what is that: Any pharmaceutical treatment dose (such as Paxlovid) purchased by the federal government is still free to everyone, regardless of insurance coverage. It is based on the availability of federal supplies and is not affected by the end of a public health emergency.

Most insured people already faced cost-sharing for hospitalizations and outpatient visits related to COVID treatment. Private insurers were not required to waive cost-sharing for any COVID treatment. Although some did so voluntarily, most insurers had phased out these exemptions a year earlier.

far away

what’s changingDuring a public health emergency, some of the flexibility associated with providing health care through telehealth would be lost.

  • During the public health emergency, providers writing controlled substance prescriptions were allowed to do so via telemedicine, but after May 11, in-person visits would be required.
  • Due to the pandemic, all states and DC temporarily waived some aspects of state licensure requirements so that providers with equivalent licenses in other states can practice remotely via telehealth. Some states tied those policies to the end of a federal public health emergency so that those policies would expire unless those states changed their policy.
  • The Department of Health and Human Services temporarily waived fines against providers using technologies that do not comply with federal privacy and security regulations in the provision of telehealth services during a public health emergency. Enforcement of these rules when the public health emergency ends will limit the provision of telehealth to so-called “HIPAA-compliant” technologies and communications offerings.

what is that: Expanded telehealth for Medicare beneficiaries was once a public health emergency, but due to recent legislation, will remain unchanged until December 31, 2024. Most private insurers already covered telemedicine before the pandemic. In Medicaid, states have broad authority to cover telehealth without federal approval. Most states have made or plan to make some Medicaid telehealth flexibility permanent.


Overall, the broadest impact from the end of the public health emergency will likely be higher costs for COVID tests – both at-home tests and tests performed by physicians. As many Americans delay or go without needed care because of cost, the end of free COVID tests could have wide-ranging implications for people’s ability to get a timely COVID diagnosis or prevent transmission. Other changes in health policies that are associated with public health emergencies, national emergencies and other declarations are discussed in more detail in our previous overviews.

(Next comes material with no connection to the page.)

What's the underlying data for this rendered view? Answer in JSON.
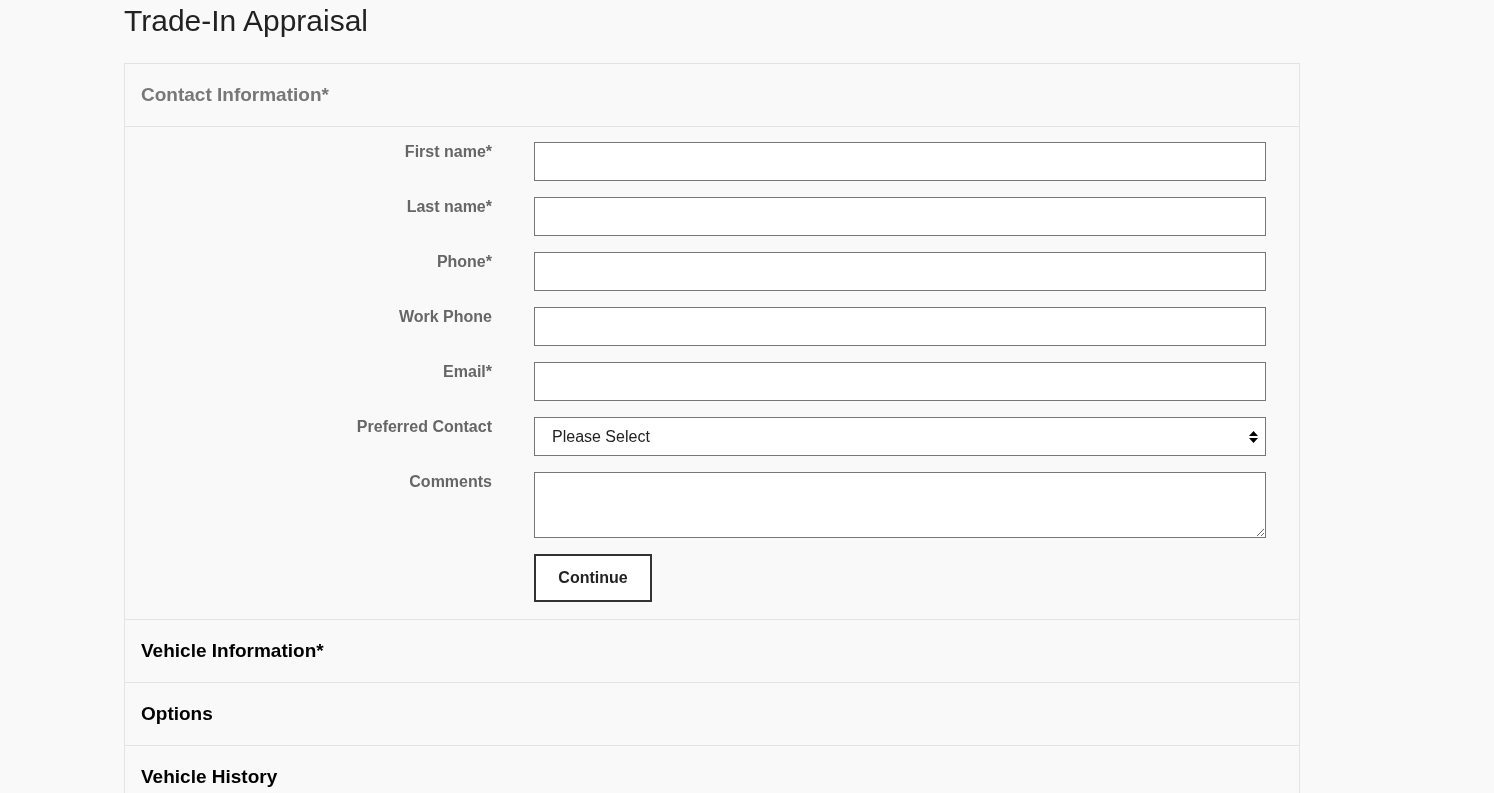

Also, and potentially more important, changes will come when federal supplies of vaccines, treatments and tests run out, although the timing of that has not yet been determined and is not linked to a public health emergency. The Biden administration has announced that it has no more money for vaccines, tests or treatments, and Congress will need to provide more money.

Importantly, continued enrollment for Medicaid enrollees – which has led to record-high enrollment in Medicaid – was once tied to the end of a public health emergency. However, recent legislation removed this provision from the public health emergency and ended continuous enrollment on March 31, 2023. States can begin disenrolling people from Medicaid as early as April 1, 2023, although most states will take a year to complete these enrollments. KFF estimates that millions of people will lose Medicaid coverage during this unwinding period.

Leave a Comment